|M.Sc Student||Ram Nechooshtan|
|Subject||Characterization of Regulatory Elements of the Cellulase|
System in Clostridium thermocellum
|Department||Department of Biotechnology and Food Engineering||Supervisor||Full Professors Shoham Yuval|
|Full Thesis text - in Hebrew|
The purpose of this research was to identify elements involved in the regulation of cellulosomal components in Clostridium thermocellum. The cellulosome is an extracellular enzymatic complex, composed of cellulolytic and hemicellulolytic enzymes, which degrades efficiently crystalline cellulose. This complex can be used as a part of a biotechnological process to degrade cellulosic waste, and for utilizing cellulose as a renewable source of soluble sugars and fuel. The cellulosome complex is composed of a central non-catalytic subunit; also known as scaffoldin, which contains Cellulose Binding Domain (CBD) and several other domains termed cohesins, which serve to bind the catalytic subunits. Each cellulosomal enzyme contains one or more catalytic modules and a single dockerin domain that mediates its interaction with the scaffoldin.
Based on the genome sequence of C. thermocellum, genes that are homologous to known regulators from other gram-positive bacteria were identified. Two potential regulator genes were cloned, overproduced in Escherichia coli and their gene products were purified. The potential genes were celGR, a gene encoding a putative regulator located next to the celG gene, and ccpA - a gene encoding for the putative global regulator mediating the carbon catabolite repression in gram-positive bacteria, CcpA. CcpA employs as an allosteric corepressor, the phosphoprotein HPr-Ser-P, which is formed under glucose-replete conditions. The CcpA-HPr complex binds specific catabolite responsive elements (cre), located usually at the operator and the upstream regions of catabolite repressed genes.

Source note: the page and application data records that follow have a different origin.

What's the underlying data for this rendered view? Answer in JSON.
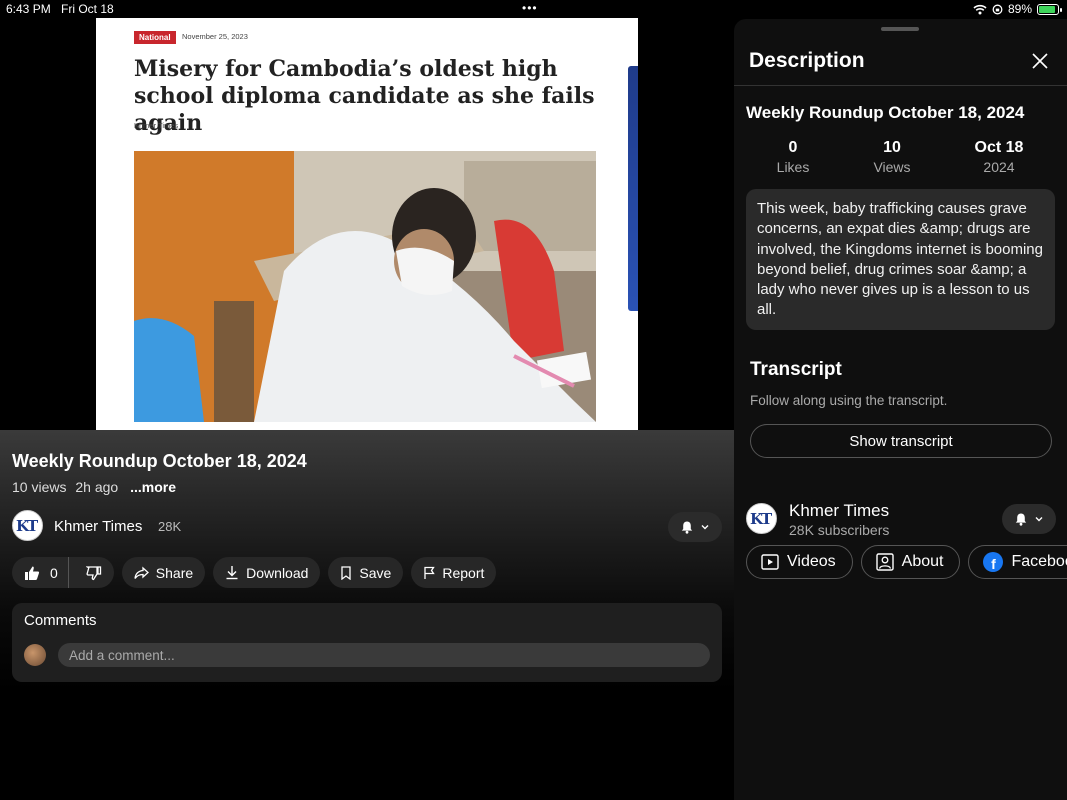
{
  "status_bar": {
    "time": "6:43 PM",
    "date": "Fri Oct 18",
    "multitask": "•••",
    "battery": "89%"
  },
  "video": {
    "article": {
      "category": "National",
      "date": "November 25, 2023",
      "headline": "Misery for Cambodia’s oldest high school diploma candidate as she fails again",
      "source": "Khmer Times"
    },
    "title": "Weekly Roundup October 18, 2024",
    "views": "10 views",
    "age": "2h ago",
    "more_label": "...more"
  },
  "channel": {
    "name": "Khmer Times",
    "subs_short": "28K",
    "subs_full": "28K subscribers",
    "logo": "KT"
  },
  "actions": {
    "likes": "0",
    "share": "Share",
    "download": "Download",
    "save": "Save",
    "report": "Report"
  },
  "comments": {
    "title": "Comments",
    "placeholder": "Add a comment..."
  },
  "description_panel": {
    "title": "Description",
    "video_title": "Weekly Roundup October 18, 2024",
    "stats": [
      {
        "value": "0",
        "label": "Likes"
      },
      {
        "value": "10",
        "label": "Views"
      },
      {
        "value": "Oct 18",
        "label": "2024"
      }
    ],
    "text": "This week, baby trafficking causes grave concerns, an expat dies &amp; drugs are involved, the Kingdoms internet is booming beyond belief, drug crimes soar &amp; a lady who never gives up is a lesson to us all.",
    "transcript_title": "Transcript",
    "transcript_sub": "Follow along using the transcript.",
    "transcript_button": "Show transcript",
    "tabs": {
      "videos": "Videos",
      "about": "About",
      "facebook": "Facebook"
    }
  },
  "colors": {
    "accent_red": "#c8262d",
    "brand_blue": "#1d3b8b",
    "facebook": "#1877f2",
    "panel_bg": "#0f0f0f"
  }
}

Using electrophoretic mobility shift assay (EMSA), the ability of CelGR and CcpA to interact with potential regulatory DNA sequences was analyzed. In our hands, no specific interaction was found between CelGR and the promoter region of celG. We were able to demonstrate in vitro active phosphorylation of the HPr protein, the CcpA corepressor. However, EMSAs did not reveal binding of CcpA with or without its corepressor, HPr-Ser46-P, to several different cre elements. Based on the recent structure of the CcpA-HPr-Ser46-P-cre complex from B. megaterium, in-depth analysis of the amino acid sequence of the putative CcpA homologue was performed. This analysis revealed that the putative CcpA protein lacks most of the conserved residues involved in the repressor-corepressor interaction. These results suggest that in C. thermocellum, carbon catabolite regulation is not mediated via the CcpA protein.